- **YOUR GOAL**
Scan the records for "phase". Show the matching lines.

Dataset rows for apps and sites

[Start of section]

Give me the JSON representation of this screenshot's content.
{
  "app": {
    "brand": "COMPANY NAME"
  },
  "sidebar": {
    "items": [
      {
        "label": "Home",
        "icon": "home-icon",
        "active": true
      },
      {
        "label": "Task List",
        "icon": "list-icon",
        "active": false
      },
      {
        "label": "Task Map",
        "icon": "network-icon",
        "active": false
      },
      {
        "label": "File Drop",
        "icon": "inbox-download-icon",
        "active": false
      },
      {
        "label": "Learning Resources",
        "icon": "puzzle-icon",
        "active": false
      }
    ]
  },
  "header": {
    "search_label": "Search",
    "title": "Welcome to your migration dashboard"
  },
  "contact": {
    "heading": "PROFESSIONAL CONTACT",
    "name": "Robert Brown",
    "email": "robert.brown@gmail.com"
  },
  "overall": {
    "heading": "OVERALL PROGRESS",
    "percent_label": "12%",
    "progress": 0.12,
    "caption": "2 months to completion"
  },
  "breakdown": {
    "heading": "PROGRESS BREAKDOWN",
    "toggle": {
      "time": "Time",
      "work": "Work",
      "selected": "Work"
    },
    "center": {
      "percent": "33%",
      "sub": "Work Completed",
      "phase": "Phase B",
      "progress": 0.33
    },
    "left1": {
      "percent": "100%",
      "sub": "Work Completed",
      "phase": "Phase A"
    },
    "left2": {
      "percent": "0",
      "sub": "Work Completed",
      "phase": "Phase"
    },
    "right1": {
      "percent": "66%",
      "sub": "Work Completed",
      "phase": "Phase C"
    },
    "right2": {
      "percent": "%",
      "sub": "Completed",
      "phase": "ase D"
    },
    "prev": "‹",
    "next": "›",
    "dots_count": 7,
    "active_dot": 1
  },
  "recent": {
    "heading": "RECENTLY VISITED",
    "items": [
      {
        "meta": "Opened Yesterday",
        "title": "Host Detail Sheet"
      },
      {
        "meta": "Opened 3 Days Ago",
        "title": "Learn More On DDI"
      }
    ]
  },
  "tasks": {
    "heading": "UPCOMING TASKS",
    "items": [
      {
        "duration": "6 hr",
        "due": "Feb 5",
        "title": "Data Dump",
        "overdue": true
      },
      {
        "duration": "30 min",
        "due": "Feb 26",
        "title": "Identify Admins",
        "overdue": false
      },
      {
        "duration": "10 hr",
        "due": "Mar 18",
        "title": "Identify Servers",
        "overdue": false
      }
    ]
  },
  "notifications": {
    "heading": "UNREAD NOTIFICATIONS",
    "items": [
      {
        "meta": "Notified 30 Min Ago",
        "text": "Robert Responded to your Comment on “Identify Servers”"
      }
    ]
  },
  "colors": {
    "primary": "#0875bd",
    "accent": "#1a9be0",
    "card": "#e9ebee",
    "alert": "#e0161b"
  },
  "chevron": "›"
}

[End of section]

- **EXPECTED ANSWER**
      "phase": "Phase B",
      "phase": "Phase A"
      "phase": "Phase"
      "phase": "Phase C"
      "phase": "ase D"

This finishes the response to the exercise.